⟨

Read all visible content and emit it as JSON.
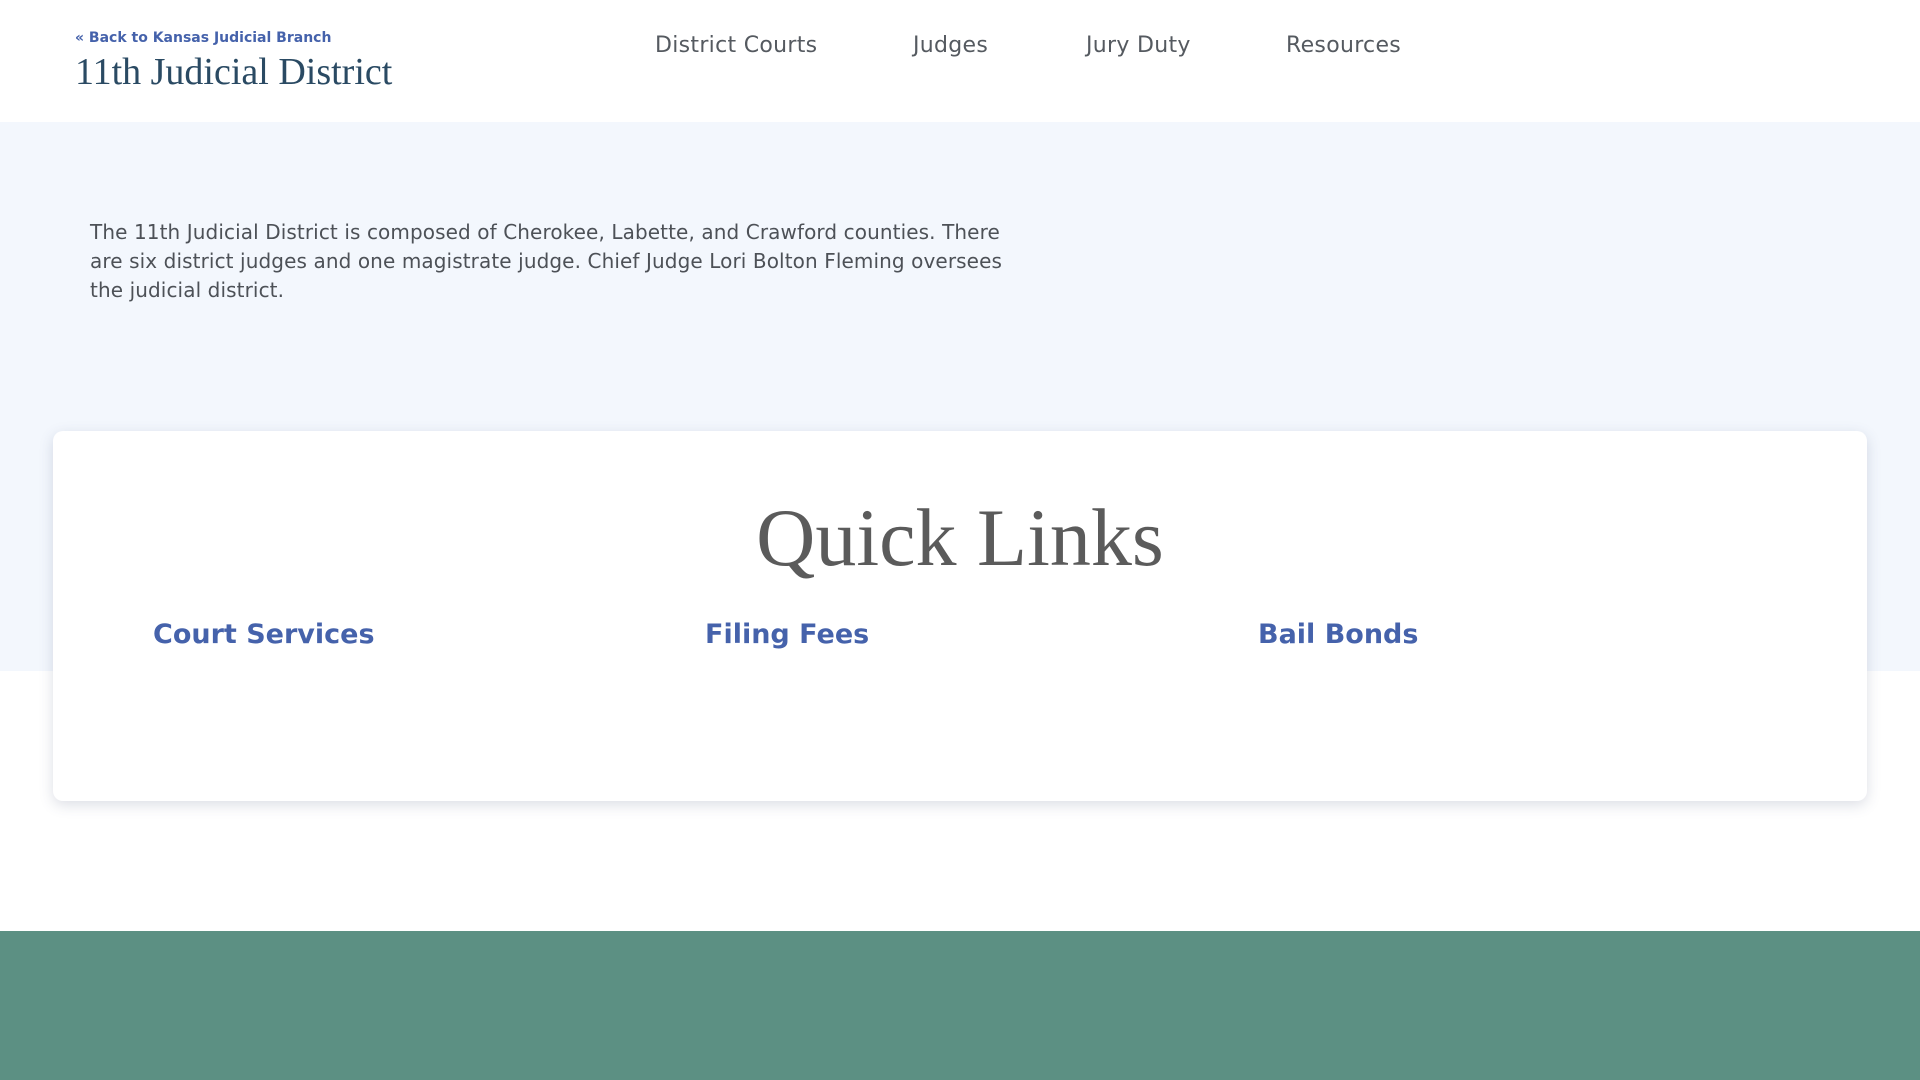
{
  "header": {
    "back_link": "« Back to Kansas Judicial Branch",
    "site_title": "11th Judicial District",
    "nav": [
      {
        "label": "District Courts"
      },
      {
        "label": "Judges"
      },
      {
        "label": "Jury Duty"
      },
      {
        "label": "Resources"
      }
    ]
  },
  "hero": {
    "intro_text": "The 11th Judicial District is composed of Cherokee, Labette, and Crawford counties. There are six district judges and one magistrate judge. Chief Judge Lori Bolton Fleming oversees the judicial district."
  },
  "quick_links": {
    "title": "Quick Links",
    "links": [
      {
        "label": "Court Services"
      },
      {
        "label": "Filing Fees"
      },
      {
        "label": "Bail Bonds"
      }
    ]
  },
  "colors": {
    "link_blue": "#4562ab",
    "title_navy": "#2a4a63",
    "hero_bg": "#f3f7fd",
    "footer_green": "#5c9083"
  }
}
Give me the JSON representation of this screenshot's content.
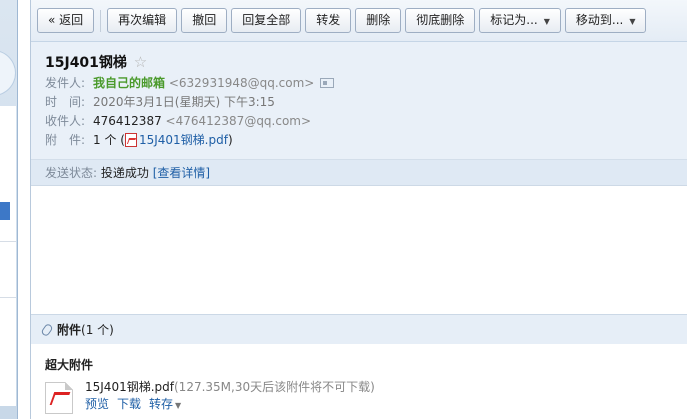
{
  "toolbar": {
    "back": "« 返回",
    "reedit": "再次编辑",
    "recall": "撤回",
    "reply_all": "回复全部",
    "forward": "转发",
    "delete": "删除",
    "delete_permanent": "彻底删除",
    "mark_as": "标记为...",
    "move_to": "移动到..."
  },
  "mail": {
    "subject": "15J401钢梯",
    "star": "☆",
    "sender_label": "发件人:",
    "sender_name": "我自己的邮箱",
    "sender_email": "<632931948@qq.com>",
    "time_label": "时　间:",
    "time_value": "2020年3月1日(星期天) 下午3:15",
    "recipient_label": "收件人:",
    "recipient_name": "476412387",
    "recipient_email": "<476412387@qq.com>",
    "attach_label": "附　件:",
    "attach_count": "1 个 (",
    "attach_file": "15J401钢梯.pdf",
    "attach_close": ")"
  },
  "status": {
    "label": "发送状态:",
    "value": "投递成功",
    "details": "[查看详情]"
  },
  "attachments": {
    "title": "附件",
    "count": "(1 个)",
    "section_title": "超大附件",
    "file_name": "15J401钢梯.pdf",
    "file_meta": "(127.35M,30天后该附件将不可下载)",
    "preview": "预览",
    "download": "下载",
    "save": "转存"
  }
}
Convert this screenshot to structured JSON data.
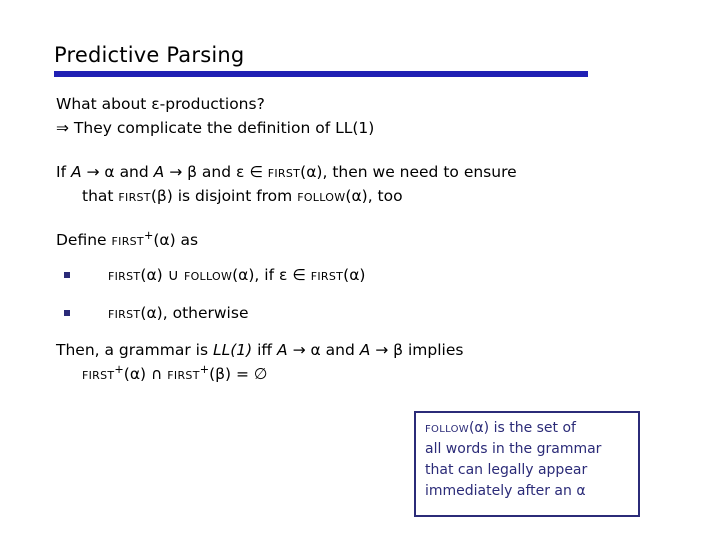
{
  "slide": {
    "title": "Predictive Parsing",
    "accent_color": "#2020b4",
    "callout_color": "#2b2b78",
    "text_color": "#000000",
    "background_color": "#ffffff"
  },
  "blocks": {
    "question": {
      "line1": "What about ε-productions?",
      "line2": "⇒  They complicate the definition of LL(1)"
    },
    "condition": {
      "line1_a": "If ",
      "line1_A1": "A",
      "line1_b": " → α and ",
      "line1_A2": "A",
      "line1_c": " → β and ε ∈ ",
      "line1_first": "First",
      "line1_d": "(α), then we need to ensure",
      "line2_a": "that ",
      "line2_first": "First",
      "line2_b": "(β) is disjoint from ",
      "line2_follow": "Follow",
      "line2_c": "(α), too"
    },
    "define": {
      "prefix": "Define ",
      "name": "First",
      "sup": "+",
      "suffix": "(α) as"
    },
    "bullets": [
      {
        "first1": "First",
        "mid1": "(α) ∪ ",
        "follow": "Follow",
        "mid2": "(α),  if ε ∈ ",
        "first2": "First",
        "tail": "(α)"
      },
      {
        "first1": "First",
        "tail": "(α), otherwise"
      }
    ],
    "then": {
      "line1_a": "Then, a grammar is ",
      "line1_ll": "LL(1)",
      "line1_b": " iff ",
      "line1_A1": "A",
      "line1_c": " → α and ",
      "line1_A2": "A",
      "line1_d": " → β implies",
      "line2_first1": "First",
      "line2_sup1": "+",
      "line2_mid": "(α) ∩ ",
      "line2_first2": "First",
      "line2_sup2": "+",
      "line2_tail": "(β) = ∅"
    }
  },
  "callout": {
    "line1_name": "Follow",
    "line1_rest": "(α) is the set of",
    "line2": "all words in the grammar",
    "line3": "that can legally appear",
    "line4": "immediately after an α"
  }
}
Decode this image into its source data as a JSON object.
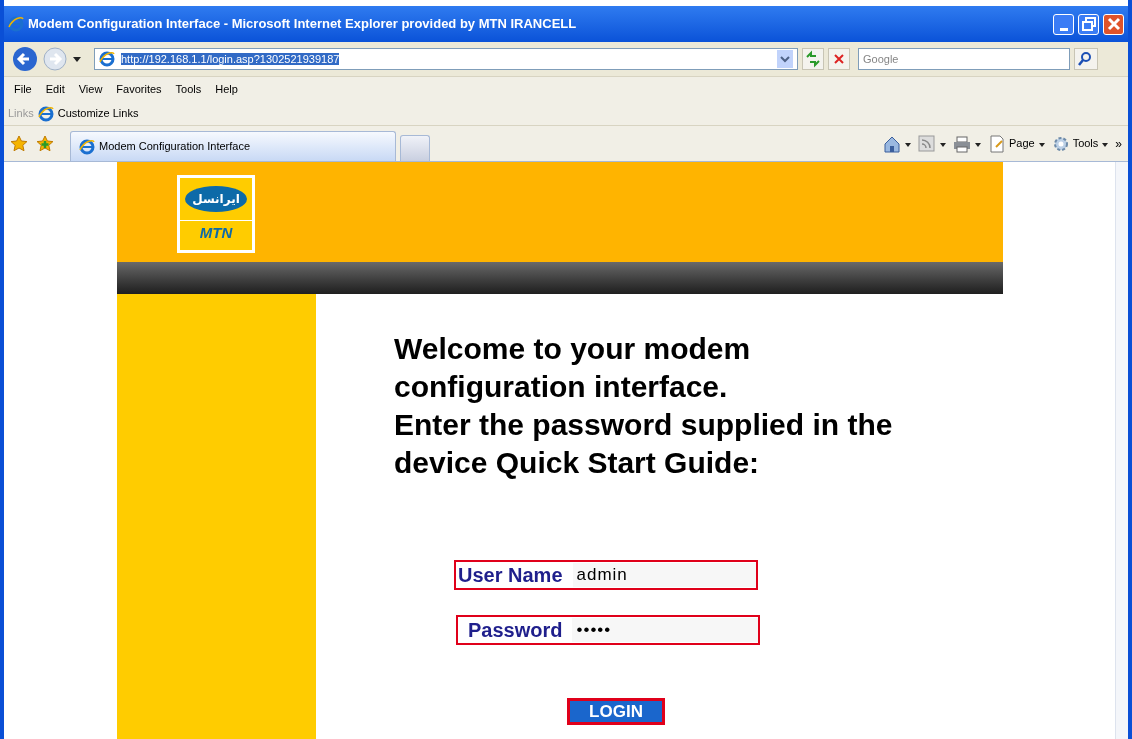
{
  "window": {
    "title": "Modem Configuration Interface - Microsoft Internet Explorer provided by MTN IRANCELL"
  },
  "address_bar": {
    "value": "http://192.168.1.1/login.asp?1302521939187",
    "selected": true
  },
  "search": {
    "placeholder": "Google"
  },
  "menu": [
    "File",
    "Edit",
    "View",
    "Favorites",
    "Tools",
    "Help"
  ],
  "links_bar": {
    "label": "Links",
    "items": [
      "Customize Links"
    ]
  },
  "tabs": [
    {
      "label": "Modem Configuration Interface",
      "selected": true
    }
  ],
  "command_bar": {
    "items": [
      {
        "kind": "home"
      },
      {
        "kind": "feeds"
      },
      {
        "kind": "print"
      },
      {
        "kind": "page",
        "label": "Page"
      },
      {
        "kind": "tools",
        "label": "Tools"
      }
    ],
    "overflow": "»"
  },
  "page": {
    "logo": {
      "persian": "ایرانسل",
      "latin": "MTN"
    },
    "welcome": [
      "Welcome to your modem",
      "configuration interface.",
      "Enter the password supplied in the",
      "device Quick Start Guide:"
    ],
    "username_field": {
      "label": "User Name",
      "value": "admin"
    },
    "password_field": {
      "label": "Password",
      "value": "•••••"
    },
    "login_button": "LOGIN"
  }
}
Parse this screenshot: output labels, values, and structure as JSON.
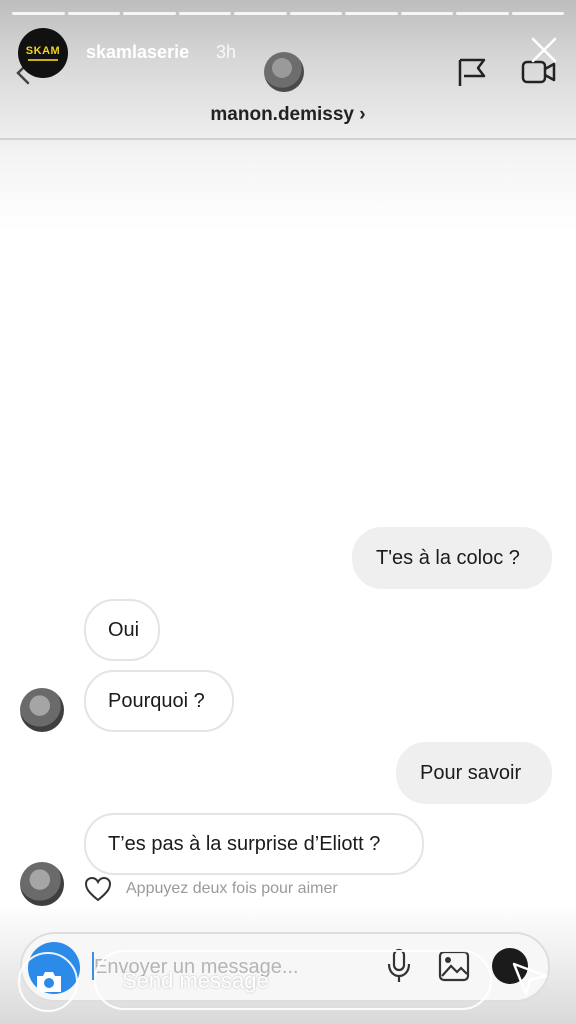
{
  "story": {
    "username": "skamlaserie",
    "time_ago": "3h",
    "logo_text": "SKAM",
    "segments": 10
  },
  "dm": {
    "username": "manon.demissy",
    "chevron": "›"
  },
  "messages": [
    {
      "id": "m1",
      "direction": "outgoing",
      "text": "T'es à la coloc ?"
    },
    {
      "id": "m2",
      "direction": "incoming",
      "text": "Oui"
    },
    {
      "id": "m3",
      "direction": "incoming",
      "text": "Pourquoi ?"
    },
    {
      "id": "m4",
      "direction": "outgoing",
      "text": "Pour savoir"
    },
    {
      "id": "m5",
      "direction": "incoming",
      "text": "T’es pas à la surprise d’Eliott ?"
    }
  ],
  "like_hint": "Appuyez deux fois pour aimer",
  "composer": {
    "placeholder": "Envoyer un message..."
  },
  "reply": {
    "placeholder": "Send message"
  },
  "icons": {
    "back": "back-arrow-icon",
    "close": "close-icon",
    "flag": "flag-icon",
    "video": "video-camera-icon",
    "heart": "heart-icon",
    "mic": "microphone-icon",
    "gallery": "gallery-icon",
    "plus": "plus-icon",
    "camera": "camera-icon",
    "send": "send-icon"
  },
  "colors": {
    "camera_blue": "#2c8ae8",
    "skam_yellow": "#f2d21a",
    "outgoing_bubble": "#efefef"
  }
}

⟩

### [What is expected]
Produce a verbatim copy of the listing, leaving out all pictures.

### [Result for this task]
Read all visible content and emit it as JSON.
{
  "header": {
    "back_link": "« Back to Kansas Judicial Branch",
    "site_title": "11th Judicial District",
    "nav": [
      {
        "label": "District Courts"
      },
      {
        "label": "Judges"
      },
      {
        "label": "Jury Duty"
      },
      {
        "label": "Resources"
      }
    ]
  },
  "hero": {
    "intro_text": "The 11th Judicial District is composed of Cherokee, Labette, and Crawford counties. There are six district judges and one magistrate judge. Chief Judge Lori Bolton Fleming oversees the judicial district."
  },
  "quick_links": {
    "title": "Quick Links",
    "links": [
      {
        "label": "Court Services"
      },
      {
        "label": "Filing Fees"
      },
      {
        "label": "Bail Bonds"
      }
    ]
  },
  "colors": {
    "link_blue": "#4562ab",
    "title_navy": "#2a4a63",
    "hero_bg": "#f3f7fd",
    "footer_green": "#5c9083"
  }
}
Give me the JSON representation of this screenshot's content.
{
  "toolbar": {
    "back": "« 返回",
    "reedit": "再次编辑",
    "recall": "撤回",
    "reply_all": "回复全部",
    "forward": "转发",
    "delete": "删除",
    "delete_permanent": "彻底删除",
    "mark_as": "标记为...",
    "move_to": "移动到..."
  },
  "mail": {
    "subject": "15J401钢梯",
    "star": "☆",
    "sender_label": "发件人:",
    "sender_name": "我自己的邮箱",
    "sender_email": "<632931948@qq.com>",
    "time_label": "时　间:",
    "time_value": "2020年3月1日(星期天) 下午3:15",
    "recipient_label": "收件人:",
    "recipient_name": "476412387",
    "recipient_email": "<476412387@qq.com>",
    "attach_label": "附　件:",
    "attach_count": "1 个 (",
    "attach_file": "15J401钢梯.pdf",
    "attach_close": ")"
  },
  "status": {
    "label": "发送状态:",
    "value": "投递成功",
    "details": "[查看详情]"
  },
  "attachments": {
    "title": "附件",
    "count": "(1 个)",
    "section_title": "超大附件",
    "file_name": "15J401钢梯.pdf",
    "file_meta": "(127.35M,30天后该附件将不可下载)",
    "preview": "预览",
    "download": "下载",
    "save": "转存"
  }
}
Convert this screenshot to structured JSON data.
{
  "slide": {
    "title": "Predictive Parsing",
    "accent_color": "#2020b4",
    "callout_color": "#2b2b78",
    "text_color": "#000000",
    "background_color": "#ffffff"
  },
  "blocks": {
    "question": {
      "line1": "What about ε-productions?",
      "line2": "⇒  They complicate the definition of LL(1)"
    },
    "condition": {
      "line1_a": "If ",
      "line1_A1": "A",
      "line1_b": " → α and ",
      "line1_A2": "A",
      "line1_c": " → β and ε ∈ ",
      "line1_first": "First",
      "line1_d": "(α), then we need to ensure",
      "line2_a": "that ",
      "line2_first": "First",
      "line2_b": "(β) is disjoint from ",
      "line2_follow": "Follow",
      "line2_c": "(α), too"
    },
    "define": {
      "prefix": "Define ",
      "name": "First",
      "sup": "+",
      "suffix": "(α) as"
    },
    "bullets": [
      {
        "first1": "First",
        "mid1": "(α) ∪ ",
        "follow": "Follow",
        "mid2": "(α),  if ε ∈ ",
        "first2": "First",
        "tail": "(α)"
      },
      {
        "first1": "First",
        "tail": "(α), otherwise"
      }
    ],
    "then": {
      "line1_a": "Then, a grammar is ",
      "line1_ll": "LL(1)",
      "line1_b": " iff ",
      "line1_A1": "A",
      "line1_c": " → α and ",
      "line1_A2": "A",
      "line1_d": " → β implies",
      "line2_first1": "First",
      "line2_sup1": "+",
      "line2_mid": "(α) ∩ ",
      "line2_first2": "First",
      "line2_sup2": "+",
      "line2_tail": "(β) = ∅"
    }
  },
  "callout": {
    "line1_name": "Follow",
    "line1_rest": "(α) is the set of",
    "line2": "all words in the grammar",
    "line3": "that can legally appear",
    "line4": "immediately after an α"
  }
}
Decode this image into its source data as a JSON object.
{
  "window": {
    "title": "Modem Configuration Interface - Microsoft Internet Explorer provided by MTN IRANCELL"
  },
  "address_bar": {
    "value": "http://192.168.1.1/login.asp?1302521939187",
    "selected": true
  },
  "search": {
    "placeholder": "Google"
  },
  "menu": [
    "File",
    "Edit",
    "View",
    "Favorites",
    "Tools",
    "Help"
  ],
  "links_bar": {
    "label": "Links",
    "items": [
      "Customize Links"
    ]
  },
  "tabs": [
    {
      "label": "Modem Configuration Interface",
      "selected": true
    }
  ],
  "command_bar": {
    "items": [
      {
        "kind": "home"
      },
      {
        "kind": "feeds"
      },
      {
        "kind": "print"
      },
      {
        "kind": "page",
        "label": "Page"
      },
      {
        "kind": "tools",
        "label": "Tools"
      }
    ],
    "overflow": "»"
  },
  "page": {
    "logo": {
      "persian": "ایرانسل",
      "latin": "MTN"
    },
    "welcome": [
      "Welcome to your modem",
      "configuration interface.",
      "Enter the password supplied in the",
      "device Quick Start Guide:"
    ],
    "username_field": {
      "label": "User Name",
      "value": "admin"
    },
    "password_field": {
      "label": "Password",
      "value": "•••••"
    },
    "login_button": "LOGIN"
  }
}
Parse this screenshot: output labels, values, and structure as JSON.
{
  "story": {
    "username": "skamlaserie",
    "time_ago": "3h",
    "logo_text": "SKAM",
    "segments": 10
  },
  "dm": {
    "username": "manon.demissy",
    "chevron": "›"
  },
  "messages": [
    {
      "id": "m1",
      "direction": "outgoing",
      "text": "T'es à la coloc ?"
    },
    {
      "id": "m2",
      "direction": "incoming",
      "text": "Oui"
    },
    {
      "id": "m3",
      "direction": "incoming",
      "text": "Pourquoi ?"
    },
    {
      "id": "m4",
      "direction": "outgoing",
      "text": "Pour savoir"
    },
    {
      "id": "m5",
      "direction": "incoming",
      "text": "T’es pas à la surprise d’Eliott ?"
    }
  ],
  "like_hint": "Appuyez deux fois pour aimer",
  "composer": {
    "placeholder": "Envoyer un message..."
  },
  "reply": {
    "placeholder": "Send message"
  },
  "icons": {
    "back": "back-arrow-icon",
    "close": "close-icon",
    "flag": "flag-icon",
    "video": "video-camera-icon",
    "heart": "heart-icon",
    "mic": "microphone-icon",
    "gallery": "gallery-icon",
    "plus": "plus-icon",
    "camera": "camera-icon",
    "send": "send-icon"
  },
  "colors": {
    "camera_blue": "#2c8ae8",
    "skam_yellow": "#f2d21a",
    "outgoing_bubble": "#efefef"
  }
}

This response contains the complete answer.